Dataset rows for apps and sites:
┌──

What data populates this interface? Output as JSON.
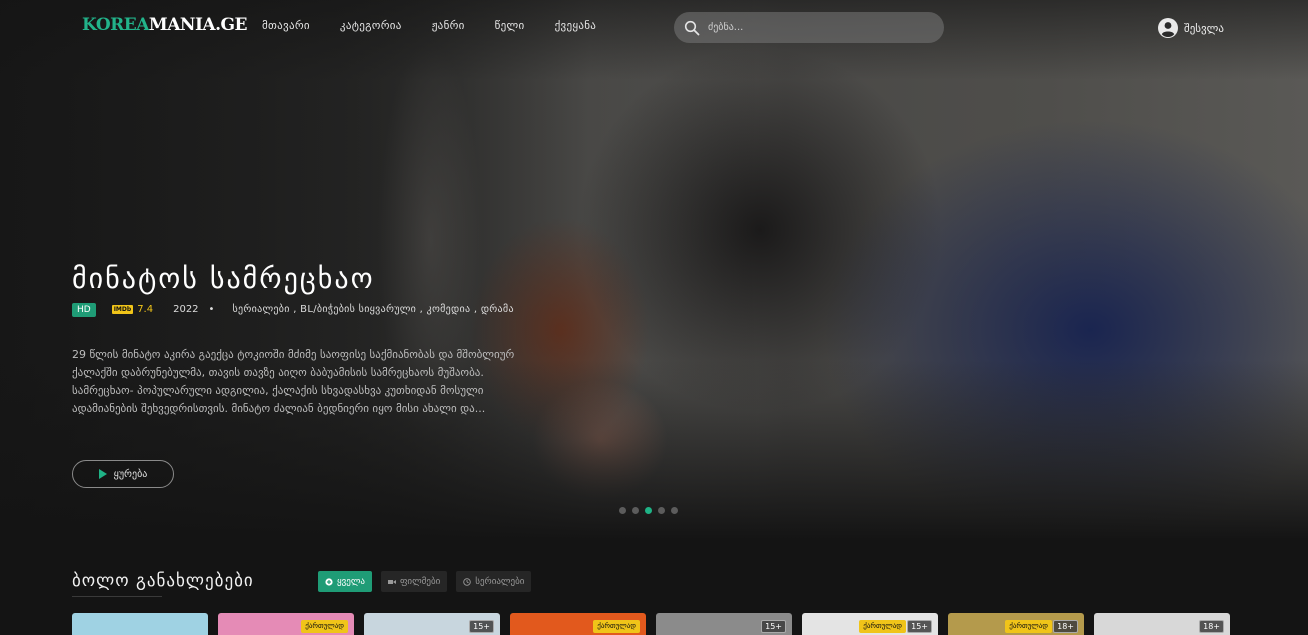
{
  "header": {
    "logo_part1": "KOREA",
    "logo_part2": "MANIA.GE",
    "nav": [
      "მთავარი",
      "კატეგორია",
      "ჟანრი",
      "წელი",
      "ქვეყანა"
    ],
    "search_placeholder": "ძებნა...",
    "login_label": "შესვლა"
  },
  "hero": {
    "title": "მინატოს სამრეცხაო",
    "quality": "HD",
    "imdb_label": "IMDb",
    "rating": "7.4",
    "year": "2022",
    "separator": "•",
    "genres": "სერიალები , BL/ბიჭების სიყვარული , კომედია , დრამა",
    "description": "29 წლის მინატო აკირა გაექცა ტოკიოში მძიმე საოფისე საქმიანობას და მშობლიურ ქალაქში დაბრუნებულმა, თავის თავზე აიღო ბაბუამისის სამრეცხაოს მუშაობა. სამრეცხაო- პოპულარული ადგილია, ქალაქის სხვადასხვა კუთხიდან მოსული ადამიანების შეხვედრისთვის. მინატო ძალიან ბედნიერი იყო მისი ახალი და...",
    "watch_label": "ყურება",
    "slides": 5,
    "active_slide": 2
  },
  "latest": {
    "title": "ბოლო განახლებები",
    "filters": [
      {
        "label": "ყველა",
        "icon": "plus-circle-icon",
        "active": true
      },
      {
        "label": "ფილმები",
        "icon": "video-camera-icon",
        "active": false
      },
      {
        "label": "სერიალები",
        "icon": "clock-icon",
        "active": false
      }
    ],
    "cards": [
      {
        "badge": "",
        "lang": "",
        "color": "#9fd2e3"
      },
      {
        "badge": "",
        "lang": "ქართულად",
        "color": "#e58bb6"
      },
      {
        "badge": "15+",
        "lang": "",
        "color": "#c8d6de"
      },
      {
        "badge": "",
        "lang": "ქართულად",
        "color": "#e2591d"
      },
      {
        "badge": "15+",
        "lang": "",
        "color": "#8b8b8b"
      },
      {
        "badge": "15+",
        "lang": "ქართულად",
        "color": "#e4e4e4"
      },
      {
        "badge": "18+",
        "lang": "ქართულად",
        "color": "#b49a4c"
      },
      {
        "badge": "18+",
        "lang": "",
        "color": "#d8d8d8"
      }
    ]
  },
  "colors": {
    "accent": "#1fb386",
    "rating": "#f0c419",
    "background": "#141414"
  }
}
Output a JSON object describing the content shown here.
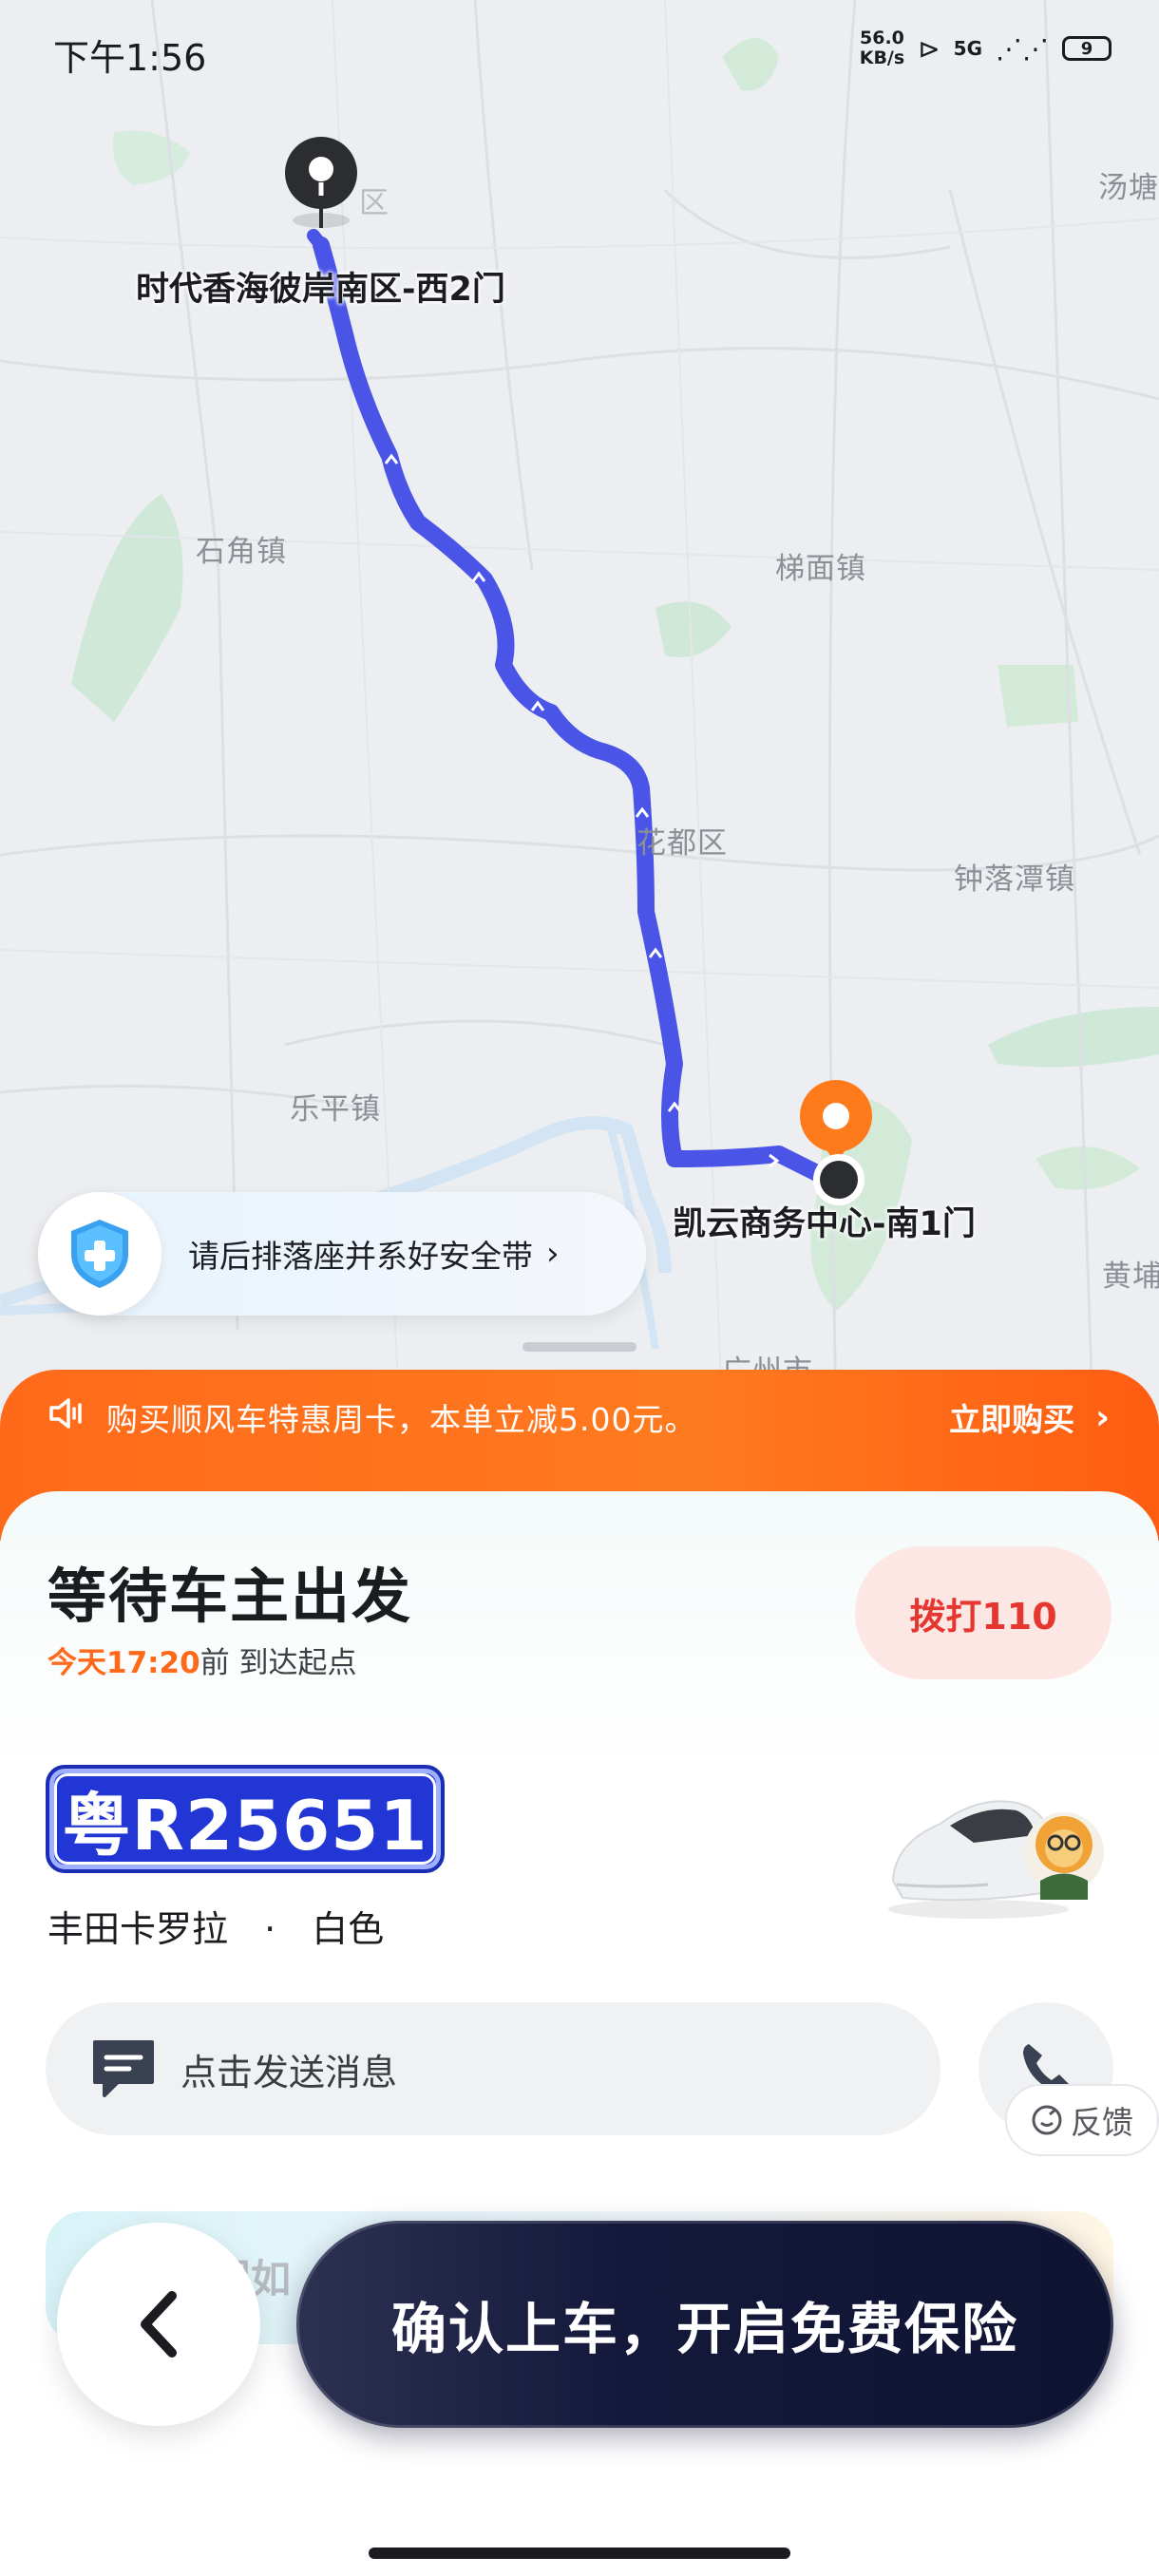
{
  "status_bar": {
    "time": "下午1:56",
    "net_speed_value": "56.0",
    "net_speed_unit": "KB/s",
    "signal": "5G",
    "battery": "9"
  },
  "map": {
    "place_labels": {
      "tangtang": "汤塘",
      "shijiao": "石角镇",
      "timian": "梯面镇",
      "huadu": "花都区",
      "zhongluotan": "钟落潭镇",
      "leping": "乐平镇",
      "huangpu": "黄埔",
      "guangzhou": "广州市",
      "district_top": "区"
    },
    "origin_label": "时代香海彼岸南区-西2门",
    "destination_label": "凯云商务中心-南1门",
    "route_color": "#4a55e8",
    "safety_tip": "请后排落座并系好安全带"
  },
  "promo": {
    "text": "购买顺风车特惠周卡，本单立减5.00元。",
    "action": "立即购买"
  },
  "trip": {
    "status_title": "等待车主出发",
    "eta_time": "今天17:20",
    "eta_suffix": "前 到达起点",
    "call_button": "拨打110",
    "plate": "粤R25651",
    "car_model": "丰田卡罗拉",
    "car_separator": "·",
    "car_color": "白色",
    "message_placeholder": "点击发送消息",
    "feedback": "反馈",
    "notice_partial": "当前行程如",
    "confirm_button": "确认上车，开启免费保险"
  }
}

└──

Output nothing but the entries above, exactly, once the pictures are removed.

What data populates this interface? Output as JSON.
{
  "header": {
    "logo_part1": "KOREA",
    "logo_part2": "MANIA.GE",
    "nav": [
      "მთავარი",
      "კატეგორია",
      "ჟანრი",
      "წელი",
      "ქვეყანა"
    ],
    "search_placeholder": "ძებნა...",
    "login_label": "შესვლა"
  },
  "hero": {
    "title": "მინატოს სამრეცხაო",
    "quality": "HD",
    "imdb_label": "IMDb",
    "rating": "7.4",
    "year": "2022",
    "separator": "•",
    "genres": "სერიალები , BL/ბიჭების სიყვარული , კომედია , დრამა",
    "description": "29 წლის მინატო აკირა გაექცა ტოკიოში მძიმე საოფისე საქმიანობას და მშობლიურ ქალაქში დაბრუნებულმა, თავის თავზე აიღო ბაბუამისის სამრეცხაოს მუშაობა. სამრეცხაო- პოპულარული ადგილია, ქალაქის სხვადასხვა კუთხიდან მოსული ადამიანების შეხვედრისთვის. მინატო ძალიან ბედნიერი იყო მისი ახალი და...",
    "watch_label": "ყურება",
    "slides": 5,
    "active_slide": 2
  },
  "latest": {
    "title": "ბოლო განახლებები",
    "filters": [
      {
        "label": "ყველა",
        "icon": "plus-circle-icon",
        "active": true
      },
      {
        "label": "ფილმები",
        "icon": "video-camera-icon",
        "active": false
      },
      {
        "label": "სერიალები",
        "icon": "clock-icon",
        "active": false
      }
    ],
    "cards": [
      {
        "badge": "",
        "lang": "",
        "color": "#9fd2e3"
      },
      {
        "badge": "",
        "lang": "ქართულად",
        "color": "#e58bb6"
      },
      {
        "badge": "15+",
        "lang": "",
        "color": "#c8d6de"
      },
      {
        "badge": "",
        "lang": "ქართულად",
        "color": "#e2591d"
      },
      {
        "badge": "15+",
        "lang": "",
        "color": "#8b8b8b"
      },
      {
        "badge": "15+",
        "lang": "ქართულად",
        "color": "#e4e4e4"
      },
      {
        "badge": "18+",
        "lang": "ქართულად",
        "color": "#b49a4c"
      },
      {
        "badge": "18+",
        "lang": "",
        "color": "#d8d8d8"
      }
    ]
  },
  "colors": {
    "accent": "#1fb386",
    "rating": "#f0c419",
    "background": "#141414"
  }
}
Output a JSON object describing the content shown here.
{
  "status_bar": {
    "time": "下午1:56",
    "net_speed_value": "56.0",
    "net_speed_unit": "KB/s",
    "signal": "5G",
    "battery": "9"
  },
  "map": {
    "place_labels": {
      "tangtang": "汤塘",
      "shijiao": "石角镇",
      "timian": "梯面镇",
      "huadu": "花都区",
      "zhongluotan": "钟落潭镇",
      "leping": "乐平镇",
      "huangpu": "黄埔",
      "guangzhou": "广州市",
      "district_top": "区"
    },
    "origin_label": "时代香海彼岸南区-西2门",
    "destination_label": "凯云商务中心-南1门",
    "route_color": "#4a55e8",
    "safety_tip": "请后排落座并系好安全带"
  },
  "promo": {
    "text": "购买顺风车特惠周卡，本单立减5.00元。",
    "action": "立即购买"
  },
  "trip": {
    "status_title": "等待车主出发",
    "eta_time": "今天17:20",
    "eta_suffix": "前 到达起点",
    "call_button": "拨打110",
    "plate": "粤R25651",
    "car_model": "丰田卡罗拉",
    "car_separator": "·",
    "car_color": "白色",
    "message_placeholder": "点击发送消息",
    "feedback": "反馈",
    "notice_partial": "当前行程如",
    "confirm_button": "确认上车，开启免费保险"
  }
}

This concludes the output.